GOP leaders stressed to the rank-and-file during a conference meeting Friday morning that they should focus on the bills that have made it through the lower chamber but await action in the Senate.

Apart from a healthcare bill, the House has also passed legislation to unwind the Dodd-Frank Wall Street reform law, combat human trafficking and crack down on illegal immigration. But the Senate has not taken action yet on those bills.

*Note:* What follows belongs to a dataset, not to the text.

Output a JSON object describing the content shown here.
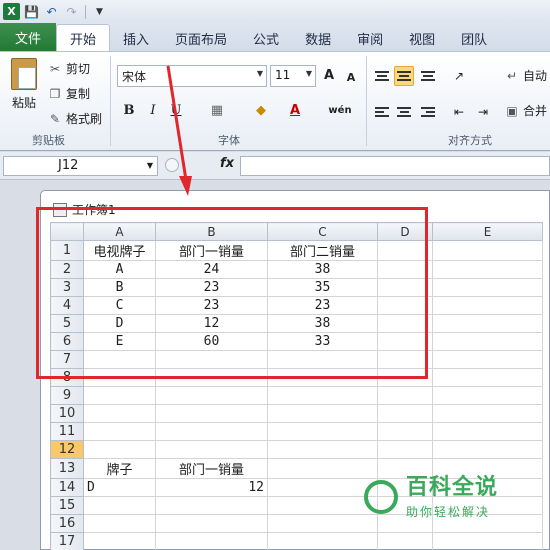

A scaled-back ObamaCare repeal bill failed in the Senate early Friday morning in a 51-49 vote after three Republican senators — John McCainJohn Sidney McCainGOP group launches million ad campaign pressing Kelly on filibuster Heatwaves don't lie: Telling the truth about climate change Overnight Energy: Lake Mead's decline points to scary water future in West | White House leads opposition to raising gas tax | Biden taps ex-New Mexico lawmaker for USDA post MORE (Ariz.), Lisa MurkowskiLisa Ann MurkowskiSchumer vows next steps after 'ridiculous,' 'awful' GOP election bill filibuster Murkowski to vote 'no' on voting rights bill White House advisers huddle with Senate moderates on infrastructure MORE (Alaska) and Susan CollinsSusan Margaret CollinsPelosi quashes reports on Jan. 6 select committee White House advisers huddle with Senate moderates on infrastructure Supreme Court battle could wreak havoc with Biden's 2020 agenda MORE (Maine) — joined all Democrats in rejecting it.